"Nine Days: The Race to Save Martin Luther King Jr.'s Life and Win the 1960 Election" by Stephen Kendrick and Paul Kendrick
Always look for the helpers. No doubt, you've heard those words before: whenever you're in trouble – lost, scared, unsure, in danger – look around. Somewhere nearby, there's someone who'll help. As in the new book "Nine Days" by Stephen Kendrick and Paul Kendrick, though, it might not be quick. The Reverend Martin Luther King, Jr. had been in jail before.
You've got a little extra time this month, and you don't want to waste it. You want to read something good, the possibilities are endless, and the best place to begin is with these Best Books of 2020 titles...
"Dark Was the Night: Blind Willie Johnson's Journey to the Stars" by Gary Golio, illustrated by E.B. Lewis
It's almost time for lights out. Just before that, though, you have a ritual: you wash your face, brush your teeth, put on your jammies, crawl into bed, and get a bedtime story. Then it's lights out until morning but before your good-night kiss tonight, ask for one last thing. Ask for "Dark Was the Night" by Gary Golio, illustrated by E. B. Lewis.
Things could always be worse. You didn't sleep well last night, your day started earlier than usual, and traffic, ugh; then you forgot your lunch and lost a bag of chips in a vending machine, and you never did catch up. You had a rotten day but look on the bright side: you're above ground and breathing and, as in "We're Better Than This" by Elijah Cummings with James Dale, someone had your back.
A brand-new, shiny box of crayons. That's just one of the things you're looking forward to when you finally start school. Mom says you can't have them yet, though, you have to be patient. So why not read "I Got the School Spirit" by Connie Schofield-Morrison, illustrated by Frank Morrison in the meantime?
"Thank You for Voting: The Maddening, Enlightening, Inspiring Truth about Voting in America" by Erin Geiger Smith

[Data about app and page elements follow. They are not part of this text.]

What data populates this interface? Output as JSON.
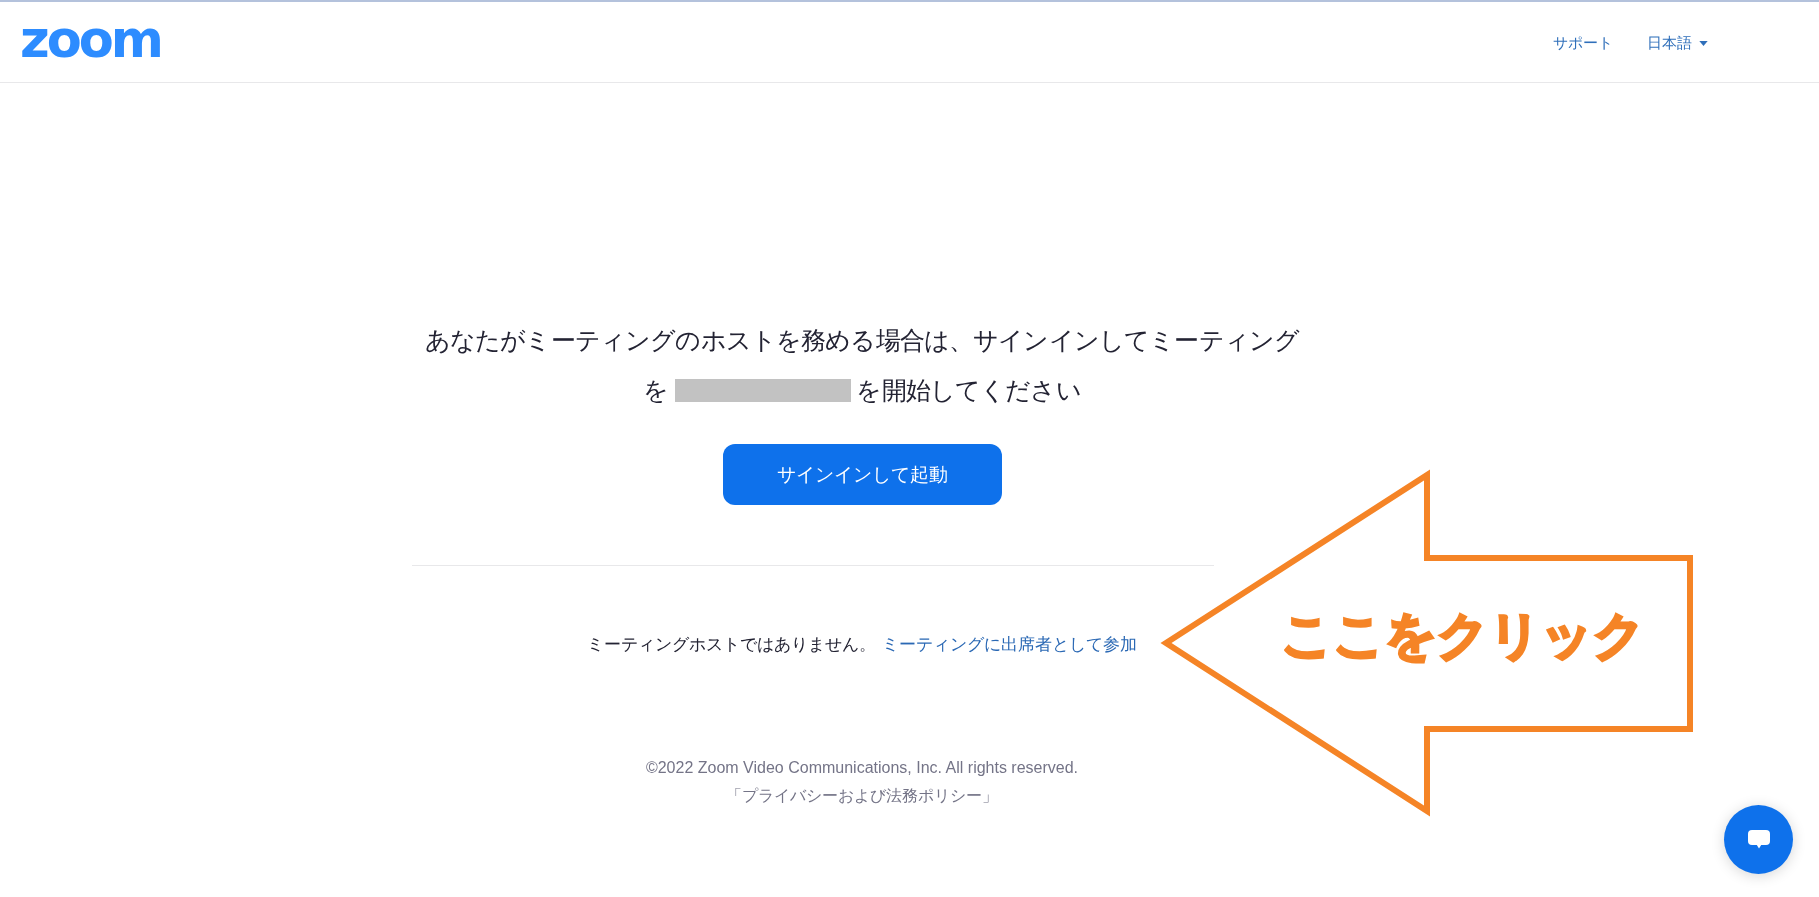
{
  "header": {
    "logo": "zoom",
    "nav": [
      {
        "kind": "link",
        "label": "サポート"
      },
      {
        "kind": "dropdown",
        "label": "日本語"
      }
    ]
  },
  "message": {
    "line_1": "あなたがミーティングのホストを務める場合は、サインインしてミーティング",
    "line_2_before": "を",
    "redacted": true,
    "line_2_after": "を開始してください"
  },
  "primary_button": {
    "label": "サインインして起動"
  },
  "join": {
    "text": "ミーティングホストではありません。",
    "link": "ミーティングに出席者として参加"
  },
  "footer": {
    "copyright": "©2022 Zoom Video Communications, Inc. All rights reserved.",
    "policy_link": "「プライバシーおよび法務ポリシー」"
  },
  "annotation": {
    "kind": "arrow",
    "text": "ここをクリック"
  }
}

The checkmarks marched down the columns like hand-holding toddlers on a daycare outing.
The officer at the bank said "yes." And there you were: the proud owner of something big, something you'd wanted your entire life. That's thrilling, on one hand, and scary on the other: you've achieved your dream, but you'll be contributing toward that loan for many years. And as in the new novel "One Year of Ugly" by Caroline Mackenzie, payback is no fun.
You put a lot of work into your sign. When you were done, what was once the side of a cardboard box suddenly became a note to the world – but as you were making it, you have to admit that you wondered if one cardboard sign was going to make much of a difference. You were protesting, but who would notice?
IT stands for "information technology." That's the department assigned to fix your computer, the one you've called four times today so far. No, you're not an idiot. You're not some old dog with new tricks. What you are is growly and irritated but read "Keep Calm and Log On" by Gillian "Gus" Andrews, and your confidence will click in no time.
You find yourself spinning, spinning, spinning. When you lose someone, that's how it feels: like you're spinning in place, you can't think or understand, and there's a time limit, as if you're in one of those game show Cash Machines and you can't catch a thing. You can barely fathom that, as in the new book "Black Widow" by Leslie Gray Streeter, it will get better.